Renting out my house instead of selling?

(13 Posts)
TheMichelinLady Fri 28-Aug-20 06:13:17

I want to move at some point, but it must be in a very specific location and it will take a long time (maybe a couple of years) for the right house to come up there. I don't see how I can put my house on the market with this in mind, so I've been wondering about renting it out instead once I eventually find something. I've tried to do a bit of research but I'm still a bit confused. My main question is, how much would this impact what I can spend on the new house?

My current house is worth £225k
Mortgage is £125k (and the max I can borrow)
I have an additional £100k of savings to add to new deposit so could go up to £325k if I were to sell
My house would rent for approx £850 per month.

Just to add, due to long and boring circumstances that I won't go into, I am totally comfortable having the maximum mortgage I'm allowed.

OP’s posts: |
Ifailed Fri 28-Aug-20 06:25:50

Where would you live whilst renting out your house?

TheMichelinLady Fri 28-Aug-20 06:33:17

@Ifailed I would wait to have an offer accepted, then list my house to rent from a few weeks after competition. Would that work? I don't see how I would work the finances out confused

OP’s posts: |
TheMichelinLady Fri 28-Aug-20 06:34:07

Completion not competition!

OP’s posts: |
Pugdoglife Fri 28-Aug-20 06:45:38

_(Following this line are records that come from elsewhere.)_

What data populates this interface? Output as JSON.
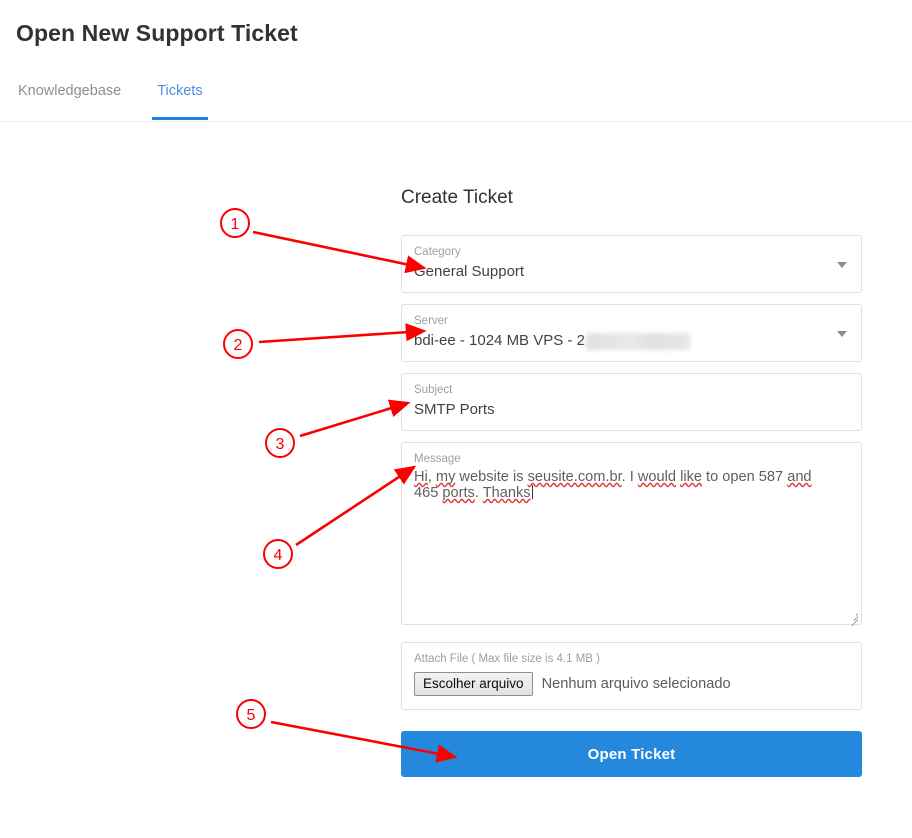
{
  "header": {
    "title": "Open New Support Ticket"
  },
  "tabs": [
    {
      "label": "Knowledgebase",
      "active": false
    },
    {
      "label": "Tickets",
      "active": true
    }
  ],
  "form": {
    "heading": "Create Ticket",
    "category": {
      "label": "Category",
      "value": "General Support",
      "caret": "chevron-down-icon"
    },
    "server": {
      "label": "Server",
      "value": "bdi-ee - 1024 MB VPS - 2",
      "redacted": true,
      "caret": "chevron-down-icon"
    },
    "subject": {
      "label": "Subject",
      "value": "SMTP Ports"
    },
    "message": {
      "label": "Message",
      "segments": [
        {
          "text": "Hi",
          "spellcheck": true
        },
        {
          "text": ", ",
          "spellcheck": false
        },
        {
          "text": "my",
          "spellcheck": true
        },
        {
          "text": " website is ",
          "spellcheck": false
        },
        {
          "text": "seusite.com.br",
          "spellcheck": true
        },
        {
          "text": ". I ",
          "spellcheck": false
        },
        {
          "text": "would",
          "spellcheck": true
        },
        {
          "text": " ",
          "spellcheck": false
        },
        {
          "text": "like",
          "spellcheck": true
        },
        {
          "text": " to open 587 ",
          "spellcheck": false
        },
        {
          "text": "and",
          "spellcheck": true
        },
        {
          "text": " 465 ",
          "spellcheck": false
        },
        {
          "text": "ports",
          "spellcheck": true
        },
        {
          "text": ". ",
          "spellcheck": false
        },
        {
          "text": "Thanks",
          "spellcheck": true
        }
      ],
      "plain_text": "Hi, my website is seusite.com.br. I would like to open 587 and 465 ports. Thanks",
      "cursor_visible": true
    },
    "attach": {
      "label": "Attach File ( Max file size is 4.1 MB )",
      "button_label": "Escolher arquivo",
      "status": "Nenhum arquivo selecionado"
    },
    "submit_label": "Open Ticket"
  },
  "annotations": [
    {
      "number": "1",
      "target": "category-field"
    },
    {
      "number": "2",
      "target": "server-field"
    },
    {
      "number": "3",
      "target": "subject-field"
    },
    {
      "number": "4",
      "target": "message-field"
    },
    {
      "number": "5",
      "target": "open-ticket-button"
    }
  ],
  "colors": {
    "accent_blue": "#2489dc",
    "tab_active": "#4a90e2",
    "annotation_red": "#fb0000",
    "text_dark": "#2e3338",
    "label_gray": "#9e9e9e"
  }
}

Personally I wouldn't (and I say that as a landlord, but my circumstances are very different to yours) it seems that you would need a buy to let mortgage for your property and a residential mortgage for your future property. So you will need to consider two lots of fees, interest etc.
With the rental you will have lots of costs such as repair bills, tax, council tax whilst it is empty, estate agents fees to find a tenant and do the relevant checks, accounts fees, all of these quickly eat into your rental takings, so you may not end up with much money. All it takes is a bad tenant who doesn't pay or damages the property and you could find yourself in trouble.

Mosaic123 Fri 28-Aug-20 07:45:53

Maybe you could sell your current place and rent something small and cheap while you are waiting for the right house to come up? You'd be a good buyer with nothing to sell.

JoJoSM2 Fri 28-Aug-20 08:13:29

Basically, you’d need to change your mortgage to a BTL and that borrowing is based on rental values and not your income.

You’d use your 100k as a deposit on the new property + take out your max residential mortgage of 125k = 225k would be your max budget for the new place.

I’d think hard about renting out as there are associated costs (as listed above) and then things like a boiler replacement wiping 2-3 months worth of net rent, void periods etc You always need a big buffer to weather any problems + it can get v stressful.

Advertisement

TheMichelinLady Fri 28-Aug-20 08:38:10

Thank you all for the advice. As an anxious person, I really don't think it would be for me! I will shelve that idea I think. @Mosaic123 I think your suggestion might be my best bet, thank you.

OP’s posts: |
Mosaic123 Fri 28-Aug-20 09:01:06

A seller might even accept a slightly lower offer from someone who has nothing to sell too. We did.

Just rent something adequate. You can compromise on size/ location as it won't be for ever.

Justpassingtime1 Fri 28-Aug-20 10:17:57

Good points made above. My friend is a landlord and he says it is going
to be very difficult to get rid of tenants in the future due to changes in
the law .

Bells3032 Fri 28-Aug-20 10:26:41

Having done this i wouldn't recommend it. It is a lot of stress and if you have a decent size mortgage your income from it will be very limited. if you want to please factor the following into your costs

- the extra 3% in stamp duty you'll have to pay on your new property (nearly £10k)
- Agency fees (usually 5%ish so £40 per month)
- insurance (probably about £1-200 a year)
- interest on your mortgage (assuming around 1.5% to be generous that's about £1500 a year)
- repairs etc
- taxes

So if you're a 20% tax payer your profit will be about £6k a year and if you're 40% then your profit will be about £4k a year. out of that you'll have to pay your capital repayment of your mortgage and any repairs etc

So there's the math for you. depends how much you need that £6k a year (bearing in mind the extra £10k for stamp duty), how much property in your areas rise and what you are willing to sacrafice for it

RHOBHfan Fri 28-Aug-20 10:29:54

A BTL mortgage normally demands a 25% deposit.

You could therefore release £168,750 equity from your house, but would need to pay back the 125k mortgage.

The rest would be cash to either build in a buffer for big emergencies/cover voids or put with the £100k towards your new house.

Your BTL would have no impact on residential mortgage borrowing as a PP says.

There are risks associated though, as mentioned. Renting also isn’t the big cash cow some make it out to be.

Bells3032 Fri 28-Aug-20 10:32:43

oh and that's assuming it is rented at all times and tenants pay their rent

Join the discussion

To comment on this thread you need to create a Mumsnet account.

Join Mumsnet

Already have a Mumsnet account? Log in